Entries taken from a collection —
BEGIN

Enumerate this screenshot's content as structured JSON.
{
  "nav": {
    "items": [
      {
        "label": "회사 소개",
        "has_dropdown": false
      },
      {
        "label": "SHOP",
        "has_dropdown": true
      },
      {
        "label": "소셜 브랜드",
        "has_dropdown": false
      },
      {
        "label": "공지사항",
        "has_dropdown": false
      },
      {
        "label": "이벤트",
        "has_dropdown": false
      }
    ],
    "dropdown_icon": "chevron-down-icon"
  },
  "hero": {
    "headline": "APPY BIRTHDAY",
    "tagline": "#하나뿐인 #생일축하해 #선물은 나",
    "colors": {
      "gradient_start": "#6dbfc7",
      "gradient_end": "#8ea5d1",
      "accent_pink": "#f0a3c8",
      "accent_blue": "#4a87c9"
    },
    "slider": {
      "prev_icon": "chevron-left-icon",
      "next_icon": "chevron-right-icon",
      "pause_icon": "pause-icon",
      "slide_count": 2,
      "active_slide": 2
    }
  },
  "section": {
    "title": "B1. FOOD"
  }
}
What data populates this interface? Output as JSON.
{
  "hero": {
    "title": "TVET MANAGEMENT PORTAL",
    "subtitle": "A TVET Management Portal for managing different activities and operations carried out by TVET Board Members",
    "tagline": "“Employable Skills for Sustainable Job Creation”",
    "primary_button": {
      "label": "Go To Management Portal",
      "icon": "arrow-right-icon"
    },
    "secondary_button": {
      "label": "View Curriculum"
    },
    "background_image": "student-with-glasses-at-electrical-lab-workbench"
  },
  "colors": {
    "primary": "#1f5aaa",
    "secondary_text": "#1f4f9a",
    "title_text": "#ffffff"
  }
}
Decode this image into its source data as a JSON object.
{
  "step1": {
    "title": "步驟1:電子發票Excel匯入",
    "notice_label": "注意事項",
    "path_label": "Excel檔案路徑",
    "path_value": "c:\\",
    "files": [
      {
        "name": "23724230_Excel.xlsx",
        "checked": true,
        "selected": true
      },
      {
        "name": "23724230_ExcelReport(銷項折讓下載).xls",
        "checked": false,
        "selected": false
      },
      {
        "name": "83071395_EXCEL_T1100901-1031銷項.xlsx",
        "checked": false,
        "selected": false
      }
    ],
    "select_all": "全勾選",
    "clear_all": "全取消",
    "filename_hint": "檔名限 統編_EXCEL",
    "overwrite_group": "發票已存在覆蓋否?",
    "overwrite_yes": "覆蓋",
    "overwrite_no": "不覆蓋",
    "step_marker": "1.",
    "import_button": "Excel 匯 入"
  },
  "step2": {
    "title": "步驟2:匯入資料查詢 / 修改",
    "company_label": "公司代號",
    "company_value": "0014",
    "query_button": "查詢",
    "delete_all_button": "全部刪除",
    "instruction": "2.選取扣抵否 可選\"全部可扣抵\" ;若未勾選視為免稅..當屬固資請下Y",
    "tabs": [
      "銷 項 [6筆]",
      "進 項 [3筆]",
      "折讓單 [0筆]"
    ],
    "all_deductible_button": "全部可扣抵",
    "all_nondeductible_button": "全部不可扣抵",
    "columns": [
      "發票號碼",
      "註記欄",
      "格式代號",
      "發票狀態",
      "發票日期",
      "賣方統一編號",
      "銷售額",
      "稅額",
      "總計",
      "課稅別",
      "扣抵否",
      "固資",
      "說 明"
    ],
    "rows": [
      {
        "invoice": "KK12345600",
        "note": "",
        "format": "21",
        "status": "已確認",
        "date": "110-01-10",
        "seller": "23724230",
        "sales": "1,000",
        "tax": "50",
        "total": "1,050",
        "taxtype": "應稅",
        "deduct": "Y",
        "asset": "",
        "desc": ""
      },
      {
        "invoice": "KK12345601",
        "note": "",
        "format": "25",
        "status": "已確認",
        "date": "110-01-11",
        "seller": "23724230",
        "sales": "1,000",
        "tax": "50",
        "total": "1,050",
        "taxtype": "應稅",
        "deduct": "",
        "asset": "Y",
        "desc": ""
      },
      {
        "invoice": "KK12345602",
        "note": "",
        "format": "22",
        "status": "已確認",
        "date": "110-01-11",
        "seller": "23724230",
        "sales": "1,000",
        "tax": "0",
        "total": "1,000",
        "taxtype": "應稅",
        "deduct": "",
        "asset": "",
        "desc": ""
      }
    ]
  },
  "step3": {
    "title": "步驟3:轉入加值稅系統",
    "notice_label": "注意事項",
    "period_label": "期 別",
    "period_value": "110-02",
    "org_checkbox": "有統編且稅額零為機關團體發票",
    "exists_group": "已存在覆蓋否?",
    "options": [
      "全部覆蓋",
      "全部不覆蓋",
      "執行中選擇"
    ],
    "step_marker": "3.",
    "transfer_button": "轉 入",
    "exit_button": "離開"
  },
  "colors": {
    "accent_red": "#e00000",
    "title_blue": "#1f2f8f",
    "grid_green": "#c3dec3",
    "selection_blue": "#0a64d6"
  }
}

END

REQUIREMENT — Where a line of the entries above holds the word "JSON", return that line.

ANSWER SPACE —
Enumerate this screenshot's content as structured JSON.
What data populates this interface? Output as JSON.
Decode this image into its source data as a JSON object.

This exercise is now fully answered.